I nearly missed the flowers this year. As luck would have it, a wedding out in Horseshoe bay pulled me out West. It took me nearly two hours to get home after I delivered the wedding since I kept stopping to snap pics. I also learned a little something new: An older fellow, also pulled curbside with camera in hand, asked if I was from Texas. When I answered "No." he then asked if I'd ever seen a Cat's claw? And since I hadn't he knelt down in the grass, and grabbed a bloom on the stem of the bluebonnet. For a minute there I thought he was going to squeeze the throat and make its mouth open (like a snapdragon--ya know?) But instead, he pulled back what I can only describe accurately as the flower's "foreskin", to reveal this pretty viscous looking "claw." It wasn't sharp, and I can't for the life of me think of any Darwinian reason why it should exist, but there you have it. Also, bluebonnets have SCENT. Who knew? It was a particularly humid, hot day, and the perfume was just wafting off the roadsides. Incredible! Take a look:

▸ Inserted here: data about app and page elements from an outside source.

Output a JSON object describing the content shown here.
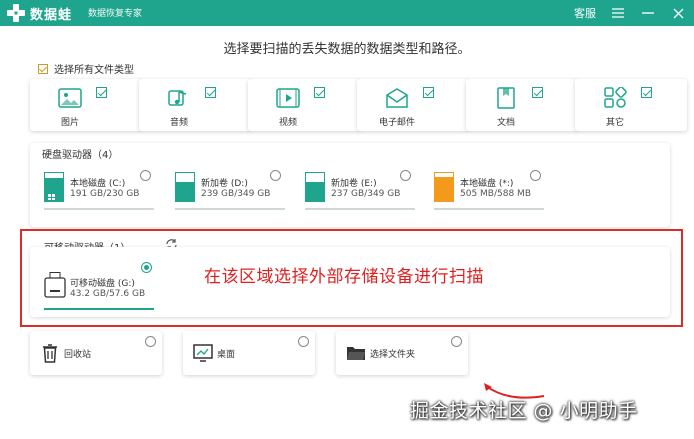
{
  "titlebar": {
    "app_name": "数据蛙",
    "subtitle": "数据恢复专家",
    "support_label": "客服",
    "accent": "#1fa58d"
  },
  "main_title": "选择要扫描的丢失数据的数据类型和路径。",
  "select_all_label": "选择所有文件类型",
  "file_types": [
    {
      "label": "图片",
      "icon": "image-icon",
      "checked": true
    },
    {
      "label": "音频",
      "icon": "music-icon",
      "checked": true
    },
    {
      "label": "视频",
      "icon": "video-icon",
      "checked": true
    },
    {
      "label": "电子邮件",
      "icon": "mail-icon",
      "checked": true
    },
    {
      "label": "文档",
      "icon": "document-icon",
      "checked": true
    },
    {
      "label": "其它",
      "icon": "grid-icon",
      "checked": true
    }
  ],
  "hard_drives": {
    "title": "硬盘驱动器（4）",
    "items": [
      {
        "name": "本地磁盘 (C:)",
        "size": "191 GB/230 GB",
        "usage": 0.83,
        "color": "#1fa58d"
      },
      {
        "name": "新加卷 (D:)",
        "size": "239 GB/349 GB",
        "usage": 0.68,
        "color": "#1fa58d"
      },
      {
        "name": "新加卷 (E:)",
        "size": "237 GB/349 GB",
        "usage": 0.68,
        "color": "#1fa58d"
      },
      {
        "name": "本地磁盘 (*:)",
        "size": "505 MB/588 MB",
        "usage": 0.86,
        "color": "#f39a1d"
      }
    ]
  },
  "removable": {
    "title": "可移动驱动器（1）",
    "items": [
      {
        "name": "可移动磁盘 (G:)",
        "size": "43.2 GB/57.6 GB",
        "usage": 0.75,
        "selected": true
      }
    ]
  },
  "annotation": "在该区域选择外部存储设备进行扫描",
  "bottom_tiles": [
    {
      "label": "回收站",
      "icon": "trash-icon"
    },
    {
      "label": "桌面",
      "icon": "desktop-icon"
    },
    {
      "label": "选择文件夹",
      "icon": "folder-icon"
    }
  ],
  "watermark": "掘金技术社区 @ 小明助手"
}
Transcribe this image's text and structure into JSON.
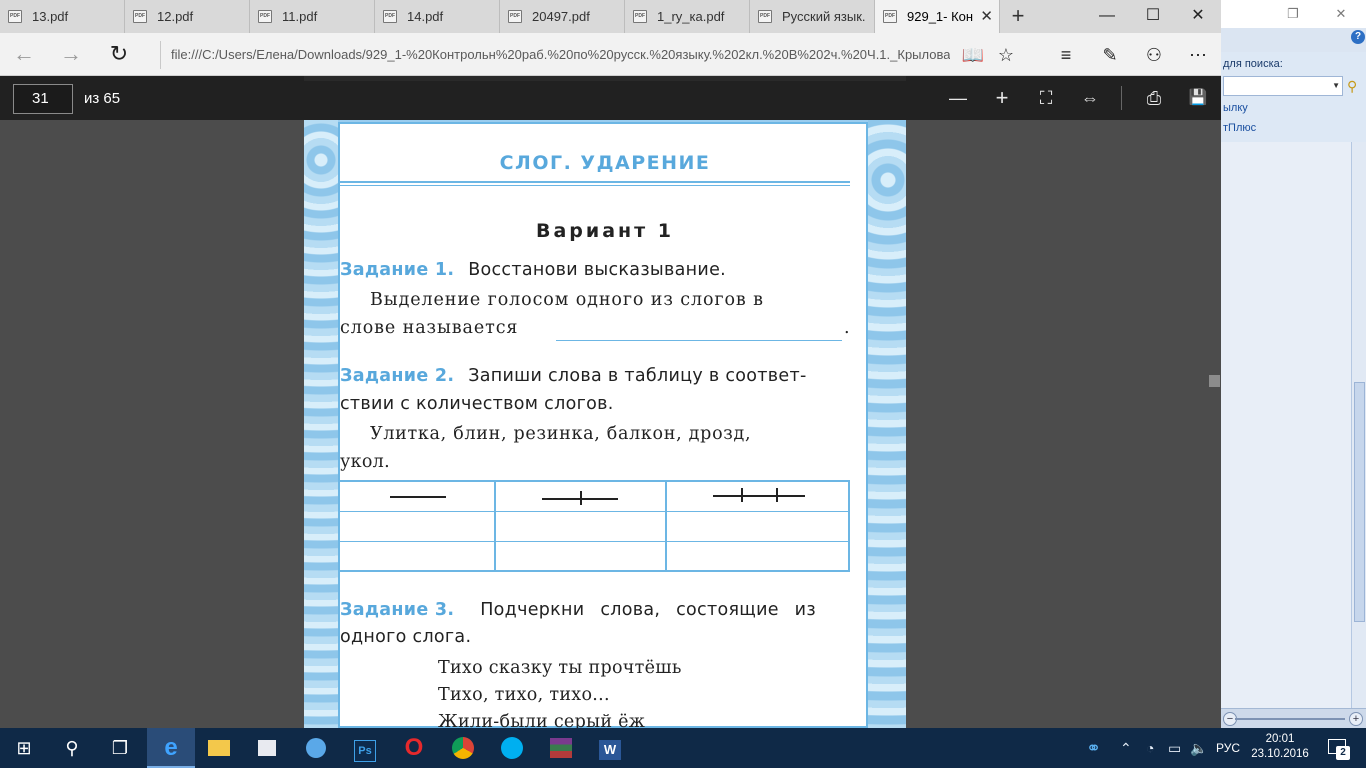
{
  "browser": {
    "tabs": [
      {
        "label": "13.pdf",
        "active": false
      },
      {
        "label": "12.pdf",
        "active": false
      },
      {
        "label": "11.pdf",
        "active": false
      },
      {
        "label": "14.pdf",
        "active": false
      },
      {
        "label": "20497.pdf",
        "active": false
      },
      {
        "label": "1_ry_ка.pdf",
        "active": false
      },
      {
        "label": "Русский язык.",
        "active": false
      },
      {
        "label": "929_1- Кон",
        "active": true
      }
    ],
    "tab_icon_text": "PDF",
    "tab_close_glyph": "✕",
    "new_tab_glyph": "+",
    "window_controls": {
      "minimize": "—",
      "maximize": "☐",
      "close": "✕"
    },
    "nav": {
      "back": "←",
      "forward": "→",
      "refresh": "↻"
    },
    "url": "file:///C:/Users/Елена/Downloads/929_1-%20Контрольн%20раб.%20по%20русск.%20языку.%202кл.%20В%202ч.%20Ч.1._Крылова%2",
    "toolbar_icons": {
      "reading_view": "📖",
      "favorite": "☆",
      "hub": "≡",
      "web_note": "✎",
      "share": "⚇",
      "more": "⋯"
    }
  },
  "pdf_toolbar": {
    "page_current": "31",
    "page_total": "из 65",
    "zoom_out": "—",
    "zoom_in": "+",
    "fit_page": "⛶",
    "fit_width": "⇔",
    "print": "⎙",
    "save": "💾"
  },
  "document": {
    "title": "СЛОГ. УДАРЕНИЕ",
    "variant": "Вариант 1",
    "task1": {
      "label": "Задание 1.",
      "instruction": "Восстанови высказывание.",
      "line1": "Выделение голосом одного из слогов в",
      "line2": "слове называется",
      "end_punct": "."
    },
    "task2": {
      "label": "Задание 2.",
      "instruction_line1": "Запиши слова в таблицу в соответ-",
      "instruction_line2": "ствии с количеством слогов.",
      "words_line1": "Улитка, блин, резинка, балкон, дрозд,",
      "words_line2": "укол."
    },
    "task3": {
      "label": "Задание 3.",
      "instruction_line1": "Подчеркни слова, состоящие из",
      "instruction_line2": "одного слога.",
      "poem_line1": "Тихо сказку ты прочтёшь",
      "poem_line2": "Тихо, тихо, тихо...",
      "poem_line3": "Жили-были серый ёж"
    }
  },
  "background_window": {
    "search_label": "для поиска:",
    "link1": "ылку",
    "link2": "тПлюс",
    "help": "?",
    "controls": {
      "restore": "❐",
      "close": "✕"
    }
  },
  "taskbar": {
    "start": "⊞",
    "search": "⚲",
    "task_view": "❐",
    "apps": [
      "edge",
      "explorer",
      "store",
      "itunes",
      "photoshop",
      "opera",
      "chrome",
      "skype",
      "winrar",
      "word"
    ],
    "app_labels": {
      "photoshop": "Ps",
      "word": "W",
      "edge": "e",
      "opera": "O"
    },
    "tray": {
      "language": "РУС",
      "time": "20:01",
      "date": "23.10.2016",
      "notification_count": "2"
    }
  }
}
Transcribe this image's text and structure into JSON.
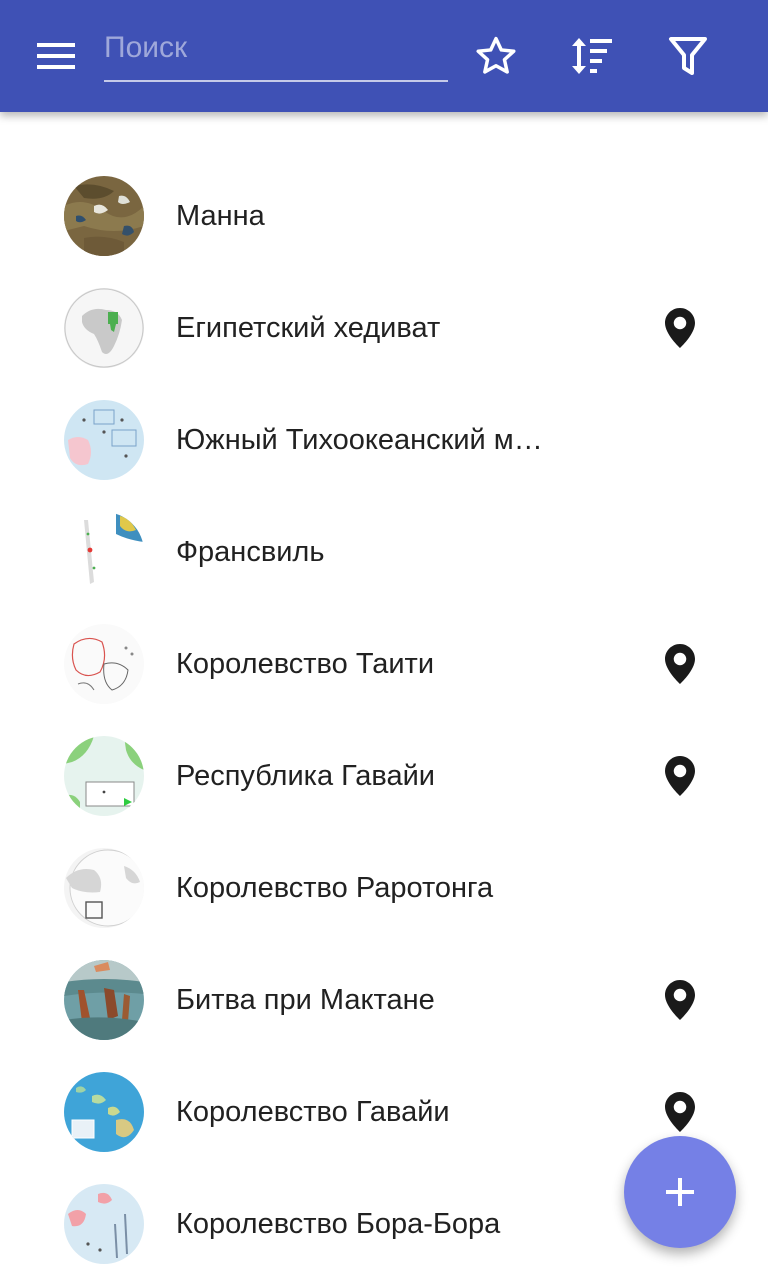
{
  "appbar": {
    "menu_icon": "menu-icon",
    "search": {
      "placeholder": "Поиск",
      "value": ""
    },
    "actions": [
      {
        "name": "favorites",
        "icon": "star-outline-icon"
      },
      {
        "name": "sort",
        "icon": "sort-icon"
      },
      {
        "name": "filter",
        "icon": "filter-icon"
      }
    ],
    "color": "#3f51b5"
  },
  "list": {
    "items": [
      {
        "label": "Манна",
        "has_location": false,
        "thumb": "satellite"
      },
      {
        "label": "Египетский хедиват",
        "has_location": true,
        "thumb": "globe"
      },
      {
        "label": "Южный Тихоокеанский м…",
        "has_location": false,
        "thumb": "pacific-map"
      },
      {
        "label": "Франсвиль",
        "has_location": false,
        "thumb": "island-map"
      },
      {
        "label": "Королевство Таити",
        "has_location": true,
        "thumb": "outline-map"
      },
      {
        "label": "Республика Гавайи",
        "has_location": true,
        "thumb": "green-map"
      },
      {
        "label": "Королевство Раротонга",
        "has_location": false,
        "thumb": "grey-globe"
      },
      {
        "label": "Битва при Мактане",
        "has_location": true,
        "thumb": "painting"
      },
      {
        "label": "Королевство Гавайи",
        "has_location": true,
        "thumb": "blue-map"
      },
      {
        "label": "Королевство Бора-Бора",
        "has_location": false,
        "thumb": "light-map"
      }
    ]
  },
  "fab": {
    "icon": "plus-icon",
    "color": "#7580e6"
  }
}
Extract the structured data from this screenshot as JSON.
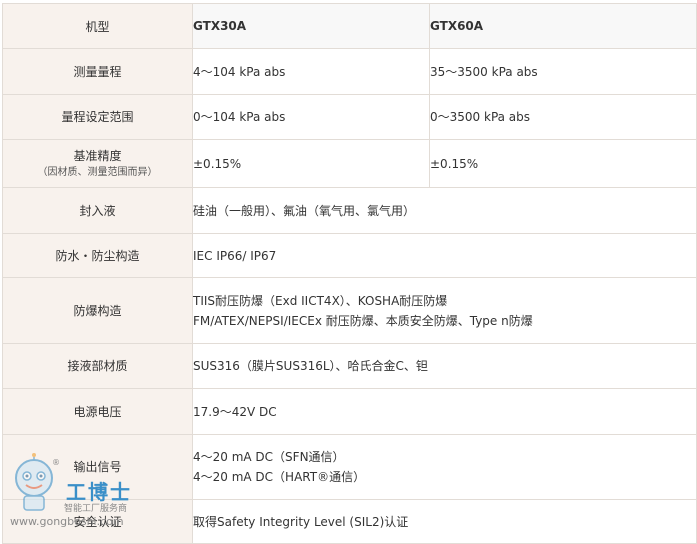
{
  "table": {
    "header": {
      "label": "机型",
      "col1": "GTX30A",
      "col2": "GTX60A"
    },
    "rows": {
      "range": {
        "label": "测量量程",
        "v1": "4～104 kPa abs",
        "v2": "35～3500 kPa abs"
      },
      "setting": {
        "label": "量程设定范围",
        "v1": "0～104 kPa abs",
        "v2": "0～3500 kPa abs"
      },
      "accuracy": {
        "label": "基准精度",
        "sublabel": "（因材质、测量范围而异）",
        "v1": "±0.15%",
        "v2": "±0.15%"
      },
      "fill": {
        "label": "封入液",
        "value": "硅油（一般用）、氟油（氧气用、氯气用）"
      },
      "waterproof": {
        "label": "防水・防尘构造",
        "value": "IEC IP66/ IP67"
      },
      "explosion": {
        "label": "防爆构造",
        "line1": "TIIS耐压防爆（Exd IICT4X）、KOSHA耐压防爆",
        "line2": "FM/ATEX/NEPSI/IECEx 耐压防爆、本质安全防爆、Type n防爆"
      },
      "material": {
        "label": "接液部材质",
        "value": "SUS316（膜片SUS316L）、哈氏合金C、钽"
      },
      "power": {
        "label": "电源电压",
        "value": "17.9～42V DC"
      },
      "output": {
        "label": "输出信号",
        "line1": "4～20 mA DC（SFN通信）",
        "line2": "4～20 mA DC（HART®通信）"
      },
      "safety": {
        "label": "安全认证",
        "value": "取得Safety Integrity Level (SIL2)认证"
      }
    }
  },
  "watermark": {
    "brand": "工博士",
    "tagline": "智能工厂服务商",
    "url": "www.gongboshi.com",
    "reg": "®"
  },
  "colors": {
    "label_bg": "#f8f2ed",
    "header_bg": "#f8f8f8",
    "border": "#e2dcd6",
    "watermark_blue": "#3a8fc8"
  }
}
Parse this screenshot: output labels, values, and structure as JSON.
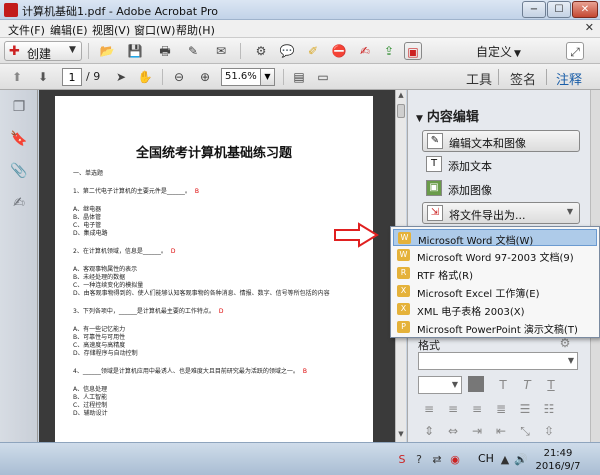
{
  "window": {
    "title": "计算机基础1.pdf - Adobe Acrobat Pro",
    "minimize_label": "−",
    "maximize_label": "☐",
    "close_label": "✕"
  },
  "menu": {
    "items": [
      "文件(F)",
      "编辑(E)",
      "视图(V)",
      "窗口(W)",
      "帮助(H)"
    ],
    "close_label": "✕"
  },
  "toolbar1": {
    "create_label": "创建",
    "custom_label": "自定义"
  },
  "toolbar2": {
    "current_page": "1",
    "page_total": "/ 9",
    "zoom": "51.6%",
    "tabs": [
      "工具",
      "签名",
      "注释"
    ]
  },
  "document": {
    "title": "全国统考计算机基础练习题",
    "lines": [
      {
        "text": "一、单选题",
        "mark": ""
      },
      {
        "text": "1、第二代电子计算机的主要元件是______。",
        "mark": "B"
      },
      {
        "text": "A、继电器",
        "mark": ""
      },
      {
        "text": "B、晶体管",
        "mark": ""
      },
      {
        "text": "C、电子管",
        "mark": ""
      },
      {
        "text": "D、集成电路",
        "mark": ""
      },
      {
        "text": "2、在计算机领域，信息是______。",
        "mark": "D"
      },
      {
        "text": "A、客观事物属性的表示",
        "mark": ""
      },
      {
        "text": "B、未经处理的数据",
        "mark": ""
      },
      {
        "text": "C、一种连续变化的模拟量",
        "mark": ""
      },
      {
        "text": "D、由客观事物得到的、使人们能够认知客观事物的各种消息、情报、数字、信号等所包括的内容",
        "mark": ""
      },
      {
        "text": "3、下列各项中，______是计算机最主要的工作特点。",
        "mark": "D"
      },
      {
        "text": "A、有一些记忆能力",
        "mark": ""
      },
      {
        "text": "B、可靠性与可用性",
        "mark": ""
      },
      {
        "text": "C、高速度与高精度",
        "mark": ""
      },
      {
        "text": "D、存储程序与自动控制",
        "mark": ""
      },
      {
        "text": "4、______领域是计算机应用中最诱人、也是难度大且目前研究最为活跃的领域之一。",
        "mark": "B"
      },
      {
        "text": "A、信息处理",
        "mark": ""
      },
      {
        "text": "B、人工智能",
        "mark": ""
      },
      {
        "text": "C、过程控制",
        "mark": ""
      },
      {
        "text": "D、辅助设计",
        "mark": ""
      }
    ]
  },
  "right_panel": {
    "section_title": "内容编辑",
    "items": [
      {
        "label": "编辑文本和图像",
        "icon": "edit-text-image-icon",
        "style": "button"
      },
      {
        "label": "添加文本",
        "icon": "add-text-icon",
        "style": "plain"
      },
      {
        "label": "添加图像",
        "icon": "add-image-icon",
        "style": "plain"
      },
      {
        "label": "将文件导出为...",
        "icon": "export-file-icon",
        "style": "button"
      }
    ],
    "lower_label": "格式"
  },
  "export_menu": {
    "items": [
      {
        "label": "Microsoft Word 文档(W)",
        "selected": true
      },
      {
        "label": "Microsoft Word 97-2003 文档(9)",
        "selected": false
      },
      {
        "label": "RTF 格式(R)",
        "selected": false
      },
      {
        "label": "Microsoft Excel 工作簿(E)",
        "selected": false
      },
      {
        "label": "XML 电子表格 2003(X)",
        "selected": false
      },
      {
        "label": "Microsoft PowerPoint 演示文稿(T)",
        "selected": false
      }
    ]
  },
  "taskbar": {
    "lang": "CH",
    "time": "21:49",
    "date": "2016/9/7"
  }
}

I particularly like the juxtaposition of fireworks & firetrucks in this one.
I miss the Fall in New England. But, when we get rain in Texas, nothing beats the Spring.